UK Men's Basketball

Ex-Cats Delk, Padgett join Calipari's staff

Miami (Ohio) has the nickname Cradle of Coaches. But John Calipari would like to borrow it for Kentucky.

As part of an effort to help aspiring coaches get a start in the profession, Calipari confirmed Thursday that he will hire former UK stars Tony Delk and Scott Padgett to his staff. Each will have entry-level jobs that do not include on-court coaching. "Managerial duties" is how he described the jobs.

"I want people to know we're trying to get them started in their careers," Calipari said.

Calipari noted his own humble beginnings as a volunteer coach at Kansas in the 1980s. One of his jobs was to serve food at the training tables. He recalled asking Carl Henry, coincidentally the father of highly regarded prospect Xavier Henry, whether he wanted peas or corn.

Calipari also said he had to choose between furniture and ESPN in the apartment he shared with another coaching novice because they couldn't afford both.

Now he sits as the head coach of college basketball's winningest program.

"Throughout my whole career, I haven't forgotten that," he said. "And anyone I can help in this profession that I think is a good person who cares about kids, I help.

"Most of the time, it's former players or people I have met through my recruiting." Or people recommended by other coaches or his mentor, Larry Brown.

Rod Strickland, a 17-year NBA player, got his start for Calipari at Memphis making $12,000.

Calipari said fans should not be surprised if some of his former players at Massachusetts and Memphis come to Kentucky to start their coaching careers.

Delk came into Calipari's orbit through Atlanta Hawks Coach Mike Woodson, the UK coach said. Woodson asked if Delk could be included in a retreat that Brown and Calipari hold annually for their basketball community of coaches.

Calipari said he did not know Padgett as well, but had heard good things.

Stay or leave?

By placing their names under consideration for this year's NBA draft, UK players Patrick Patterson and Jodie Meeks face the ultimate decision of whether to turn pro or return to college.

Neither told reporters on Wednesday if there was a place in the draft that would dictate the decision.

When asked if a first-round projection was good enough to cause Patterson to leave, Calipari said, "He told me last night it wasn't.

"But if he later changes his mind, I'll be OK with that, too. I said, 'What if you're taken in the first round? He said, I'm coming back. I said, good choice."

Calipari suggested that a lottery pick should be the standard for Patterson.

"I tell Patrick, if you're a lottery pick, you should go," he said. "Because next year you will be in the lottery, maybe a top-10 (pick)."

The UK coach noted how Patterson had already shown improvement as a ball-handler in workouts in the dribble-drive system. Now the UK big man had to improve using his left hand.

As for Meeks, Calipari said he could improve his efficiency and ball-handling with a year in the dribble-drive and become a probable first-round pick."
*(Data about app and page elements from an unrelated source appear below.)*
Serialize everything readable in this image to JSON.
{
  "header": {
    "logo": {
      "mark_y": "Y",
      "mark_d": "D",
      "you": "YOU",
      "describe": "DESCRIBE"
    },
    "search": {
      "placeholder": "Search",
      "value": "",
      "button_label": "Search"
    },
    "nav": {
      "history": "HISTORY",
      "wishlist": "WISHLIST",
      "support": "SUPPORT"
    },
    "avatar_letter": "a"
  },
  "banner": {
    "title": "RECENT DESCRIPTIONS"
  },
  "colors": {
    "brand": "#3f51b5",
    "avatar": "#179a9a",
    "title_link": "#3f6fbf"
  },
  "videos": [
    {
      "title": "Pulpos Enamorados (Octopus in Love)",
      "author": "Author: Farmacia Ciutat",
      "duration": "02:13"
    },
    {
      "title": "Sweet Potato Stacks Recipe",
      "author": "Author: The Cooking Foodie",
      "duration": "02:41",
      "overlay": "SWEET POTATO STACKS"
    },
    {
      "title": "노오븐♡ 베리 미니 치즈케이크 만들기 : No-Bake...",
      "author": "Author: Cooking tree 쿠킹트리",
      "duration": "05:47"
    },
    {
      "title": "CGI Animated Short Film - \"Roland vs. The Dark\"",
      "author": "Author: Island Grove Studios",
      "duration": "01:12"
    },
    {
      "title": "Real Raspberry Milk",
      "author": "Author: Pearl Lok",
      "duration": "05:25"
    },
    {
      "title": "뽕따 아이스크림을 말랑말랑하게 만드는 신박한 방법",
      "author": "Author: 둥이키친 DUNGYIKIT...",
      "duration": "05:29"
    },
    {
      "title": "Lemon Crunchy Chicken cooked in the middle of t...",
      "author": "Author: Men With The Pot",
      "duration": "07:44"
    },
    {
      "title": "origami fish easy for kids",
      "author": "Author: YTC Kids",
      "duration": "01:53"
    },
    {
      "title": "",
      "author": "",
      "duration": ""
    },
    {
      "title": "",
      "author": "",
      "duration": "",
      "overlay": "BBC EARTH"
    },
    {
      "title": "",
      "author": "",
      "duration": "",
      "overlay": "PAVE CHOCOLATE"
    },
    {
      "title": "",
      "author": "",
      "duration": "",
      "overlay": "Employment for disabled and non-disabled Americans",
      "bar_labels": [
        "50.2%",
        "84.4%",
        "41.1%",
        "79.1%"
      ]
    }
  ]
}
Calipari pooh-poohed the idea that a late first-round selection would be good because the player would be guaranteed money and have that original contract expire a year earlier.

The UK coach noted that a late-round pick typically belongs to a team with a better record, meaning a less chance of playing significant minutes. So the second contract is not for as much money.

"If they say you can never make that year up, it's a million dollars," Calipari said. "You make it up the minute you do your second contract, and you get your 70 or 80 million, if you're that good."